Moomin and Midsummer Madness, the animated children’s movie based on the lives of the Moomin characters, will run at the ICA Cinema this weekend to celebrate the centenary of author Tove Jansson. Celebrations will continue throughout the year, with the New York Review Books releasing Jansson's The Woman Who Borrows Memories, and an animated feature film, Moomins on the Riviera, premiering in Sweden this October. To celebrate the rerelease of Moomin back to the big screen, we present our top 10 Moomin facts.
1. Jansson claimed that she drew the first Moomin after an argument with one of her brothers about Immanuel Kant, which led to her sketching the “ugliest creature imaginable” on the toilet wall, writing “Kant” beneath her illustration. This ugly creature eventually morphed into a friendly and plumper version – the Moomin figure we are now familiar with.2. The Moomin figure made an appearance for the first time in public as an emblem in an anti-Hitler cartoon published by Jansson in the late 1930s.
3. Moomintroll received his first taste of international success in 1954, when London’s Evening News began publishing a Moomin comic strip drawn by Tove Jansson and later, her brother Lars.
4. Before long this comic strip began to take its toll on Jansson, constantly needing new ideas to sustain it, which left her little time for painting and writing. She wrote in her notes, “Those damn Moomins, I don’t want to hear about them any more. I could vomit on the Moomintrolls”.
“Those damn Moomins, I don’t want to hear about them any more. I could vomit on the Moomintrolls” — Tove Jansson
5. The theme park Moominworld was opened in 1993 in Finland. There are now plans for a second Moominworld to be built in Japan, opening in 2015.

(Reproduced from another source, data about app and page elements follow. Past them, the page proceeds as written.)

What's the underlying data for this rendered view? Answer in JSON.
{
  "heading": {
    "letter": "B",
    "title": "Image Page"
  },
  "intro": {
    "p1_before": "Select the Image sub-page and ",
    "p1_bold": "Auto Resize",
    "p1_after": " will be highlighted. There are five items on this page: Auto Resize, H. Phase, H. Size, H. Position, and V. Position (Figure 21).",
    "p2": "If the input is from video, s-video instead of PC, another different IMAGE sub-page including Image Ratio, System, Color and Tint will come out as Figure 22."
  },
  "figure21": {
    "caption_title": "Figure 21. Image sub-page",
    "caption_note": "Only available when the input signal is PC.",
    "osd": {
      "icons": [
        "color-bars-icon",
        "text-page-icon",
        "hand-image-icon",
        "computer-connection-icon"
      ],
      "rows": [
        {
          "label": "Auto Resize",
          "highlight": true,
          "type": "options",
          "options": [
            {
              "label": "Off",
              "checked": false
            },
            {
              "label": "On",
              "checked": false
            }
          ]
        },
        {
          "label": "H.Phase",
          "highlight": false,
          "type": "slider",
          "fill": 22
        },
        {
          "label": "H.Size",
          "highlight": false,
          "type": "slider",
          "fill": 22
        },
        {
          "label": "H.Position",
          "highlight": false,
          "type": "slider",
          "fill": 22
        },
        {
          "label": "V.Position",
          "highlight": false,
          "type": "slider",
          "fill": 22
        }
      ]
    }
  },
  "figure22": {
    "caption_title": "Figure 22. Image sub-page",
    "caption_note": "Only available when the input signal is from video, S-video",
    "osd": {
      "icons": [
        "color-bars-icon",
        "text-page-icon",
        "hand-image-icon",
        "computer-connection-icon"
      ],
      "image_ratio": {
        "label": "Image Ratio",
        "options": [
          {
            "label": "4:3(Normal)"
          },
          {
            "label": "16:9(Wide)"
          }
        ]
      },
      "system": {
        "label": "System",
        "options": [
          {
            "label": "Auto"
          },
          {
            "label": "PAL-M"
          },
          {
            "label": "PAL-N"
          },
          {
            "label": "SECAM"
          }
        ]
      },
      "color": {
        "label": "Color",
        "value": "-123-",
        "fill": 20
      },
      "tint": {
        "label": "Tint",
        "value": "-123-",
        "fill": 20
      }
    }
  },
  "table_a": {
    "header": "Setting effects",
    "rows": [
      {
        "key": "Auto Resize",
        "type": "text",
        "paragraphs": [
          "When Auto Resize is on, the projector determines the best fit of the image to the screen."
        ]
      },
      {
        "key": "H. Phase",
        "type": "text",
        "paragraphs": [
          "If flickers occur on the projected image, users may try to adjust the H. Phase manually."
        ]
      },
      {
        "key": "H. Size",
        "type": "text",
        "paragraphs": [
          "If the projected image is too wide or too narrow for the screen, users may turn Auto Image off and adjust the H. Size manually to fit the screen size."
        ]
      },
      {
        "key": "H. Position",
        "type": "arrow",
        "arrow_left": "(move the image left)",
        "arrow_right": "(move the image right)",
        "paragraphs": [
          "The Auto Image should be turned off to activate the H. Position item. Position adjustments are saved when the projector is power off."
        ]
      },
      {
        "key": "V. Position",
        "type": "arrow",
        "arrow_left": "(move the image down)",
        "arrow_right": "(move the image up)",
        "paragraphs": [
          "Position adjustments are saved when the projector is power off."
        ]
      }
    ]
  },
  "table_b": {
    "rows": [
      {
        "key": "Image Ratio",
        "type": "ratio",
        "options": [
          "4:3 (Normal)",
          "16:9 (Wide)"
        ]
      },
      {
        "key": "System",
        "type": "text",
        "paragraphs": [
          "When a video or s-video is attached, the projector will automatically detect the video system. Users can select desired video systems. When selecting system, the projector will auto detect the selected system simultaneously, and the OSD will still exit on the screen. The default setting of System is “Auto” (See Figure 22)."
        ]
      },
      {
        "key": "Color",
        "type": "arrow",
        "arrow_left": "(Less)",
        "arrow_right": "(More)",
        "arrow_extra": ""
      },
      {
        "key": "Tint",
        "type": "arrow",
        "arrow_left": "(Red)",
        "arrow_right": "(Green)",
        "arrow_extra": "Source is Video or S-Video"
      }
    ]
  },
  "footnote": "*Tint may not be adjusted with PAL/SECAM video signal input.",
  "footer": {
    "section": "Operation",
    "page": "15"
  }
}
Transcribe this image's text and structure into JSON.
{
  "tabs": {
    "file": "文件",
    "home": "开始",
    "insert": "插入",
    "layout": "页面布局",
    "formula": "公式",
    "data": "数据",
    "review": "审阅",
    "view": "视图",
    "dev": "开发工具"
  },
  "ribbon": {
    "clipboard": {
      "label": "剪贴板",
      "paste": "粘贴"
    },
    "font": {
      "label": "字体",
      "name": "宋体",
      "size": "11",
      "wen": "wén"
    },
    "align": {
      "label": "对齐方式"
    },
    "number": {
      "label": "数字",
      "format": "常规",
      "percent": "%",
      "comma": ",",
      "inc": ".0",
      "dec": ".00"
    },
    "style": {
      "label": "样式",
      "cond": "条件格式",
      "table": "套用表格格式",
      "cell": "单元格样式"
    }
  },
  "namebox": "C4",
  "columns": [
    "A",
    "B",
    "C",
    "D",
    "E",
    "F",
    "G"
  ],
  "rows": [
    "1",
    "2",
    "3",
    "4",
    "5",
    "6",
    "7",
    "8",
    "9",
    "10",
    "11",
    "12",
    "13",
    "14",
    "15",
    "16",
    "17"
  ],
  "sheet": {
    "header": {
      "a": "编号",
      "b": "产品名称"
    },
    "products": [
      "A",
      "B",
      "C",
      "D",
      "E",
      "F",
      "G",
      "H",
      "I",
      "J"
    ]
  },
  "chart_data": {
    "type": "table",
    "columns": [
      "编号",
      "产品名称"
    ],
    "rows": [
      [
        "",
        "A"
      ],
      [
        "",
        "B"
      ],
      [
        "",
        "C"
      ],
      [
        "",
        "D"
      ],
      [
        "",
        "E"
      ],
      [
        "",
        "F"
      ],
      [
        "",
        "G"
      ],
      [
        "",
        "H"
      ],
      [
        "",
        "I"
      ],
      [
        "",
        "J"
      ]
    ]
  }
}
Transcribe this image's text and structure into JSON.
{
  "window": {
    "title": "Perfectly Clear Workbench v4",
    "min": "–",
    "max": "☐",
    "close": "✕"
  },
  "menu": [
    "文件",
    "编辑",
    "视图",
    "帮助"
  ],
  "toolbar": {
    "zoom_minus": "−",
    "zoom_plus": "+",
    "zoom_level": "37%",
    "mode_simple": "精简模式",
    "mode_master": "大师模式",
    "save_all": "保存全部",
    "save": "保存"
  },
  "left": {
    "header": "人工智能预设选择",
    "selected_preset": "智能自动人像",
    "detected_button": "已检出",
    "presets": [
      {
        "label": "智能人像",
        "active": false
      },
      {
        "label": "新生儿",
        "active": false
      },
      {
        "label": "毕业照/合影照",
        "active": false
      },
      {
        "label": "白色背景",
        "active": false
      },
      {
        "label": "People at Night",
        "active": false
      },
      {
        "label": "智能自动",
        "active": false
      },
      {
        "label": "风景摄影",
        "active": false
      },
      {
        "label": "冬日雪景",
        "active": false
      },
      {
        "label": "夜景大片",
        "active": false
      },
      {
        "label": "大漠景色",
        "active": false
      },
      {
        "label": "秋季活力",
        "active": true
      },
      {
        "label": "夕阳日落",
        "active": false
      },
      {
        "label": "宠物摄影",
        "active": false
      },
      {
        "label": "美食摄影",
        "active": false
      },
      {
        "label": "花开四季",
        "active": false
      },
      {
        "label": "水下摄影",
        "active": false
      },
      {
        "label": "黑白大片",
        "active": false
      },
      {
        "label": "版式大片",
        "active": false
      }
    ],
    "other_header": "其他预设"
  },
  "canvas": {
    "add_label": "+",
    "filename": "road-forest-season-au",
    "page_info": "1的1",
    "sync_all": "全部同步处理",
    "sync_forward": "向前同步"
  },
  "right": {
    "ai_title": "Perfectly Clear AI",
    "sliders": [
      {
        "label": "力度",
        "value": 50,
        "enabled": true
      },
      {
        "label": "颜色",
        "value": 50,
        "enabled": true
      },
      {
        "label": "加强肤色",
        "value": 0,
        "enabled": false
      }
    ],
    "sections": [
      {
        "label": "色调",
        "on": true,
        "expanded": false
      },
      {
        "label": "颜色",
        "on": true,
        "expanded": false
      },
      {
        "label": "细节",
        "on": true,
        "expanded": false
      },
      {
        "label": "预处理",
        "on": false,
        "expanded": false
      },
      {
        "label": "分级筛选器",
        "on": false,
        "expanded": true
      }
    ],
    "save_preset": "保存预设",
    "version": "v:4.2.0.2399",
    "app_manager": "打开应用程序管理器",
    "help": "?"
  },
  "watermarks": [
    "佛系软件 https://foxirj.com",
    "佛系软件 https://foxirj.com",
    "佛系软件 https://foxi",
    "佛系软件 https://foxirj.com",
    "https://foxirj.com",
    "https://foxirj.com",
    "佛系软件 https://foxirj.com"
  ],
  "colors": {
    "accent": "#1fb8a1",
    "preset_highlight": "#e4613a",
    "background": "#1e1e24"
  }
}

6. Both of Jansson’s parents were artists. The bohemian life of their Helsinki studio and the summers spent on a small island on the Gulf of Finland form the background of the Moomin books.7. Jansson used the books to express her inner emotions. Her anxiety and grief were expressed in the first two books – she was depressed during the war and this was mirrored in the titles which both tell of catastrophe. Jannson described the creatures having to leave their homes, similiar to the evacuations she experienced in Helsinki during the war.
"Many of Jansson's characters for the books were based on real people in her life"
8. Many of Jansson's characters for the books were based on real people in her life. Thingumy and Bob represented Jansson and the married Vivicka Bandler with whom she had a brief and passionate affair. Homosexuality was illegal in Finland, meaning Jansson’s affairs had to be kept secret. But again she channelled her emotions into her books. The two characters representing Jansson and Bandler were always hand in hand, and had a suitcase that they wouldn’t tell anyone what was in it, just referred to it as “the content”. Inside the suitcase was a ruby – symbolic of their love – and The Groke – a large grey, creature that freezes everything it touches – chases the pair as it is also seeking love. The Groke could be viewed as the authority that oppressed Jansson from being public with her feelings, as she constantly runs and hides her sexual orientation.9. Another character taken from Jansson’s own life was Too-Ticky, who was created in the image of her partner Tuulikki Pietila. Too-Ticky gave Moomintroll guidance through winter and the hard times.
10. Jansson’s final Moomin book, Moominvalley, was written in 1970. Its mood is reflective of the grief the author felt after her mother's death. Jansson created a new character based on herself called Toft, who, upon arriving at Moominhouse, finds that no one is home.
Moomin and Midsummer Madness will screen at ICA Cinema on Saturday 9 and Sunday 10 August and is programmed to coincide with the ICA's current display Tove Jansson: Tales From The Nordic Archipelago in the Fox Reading Room. For details of further screenings of Moomin and Midsummer Madness across the UK, click here.
Text by Annabel Gibson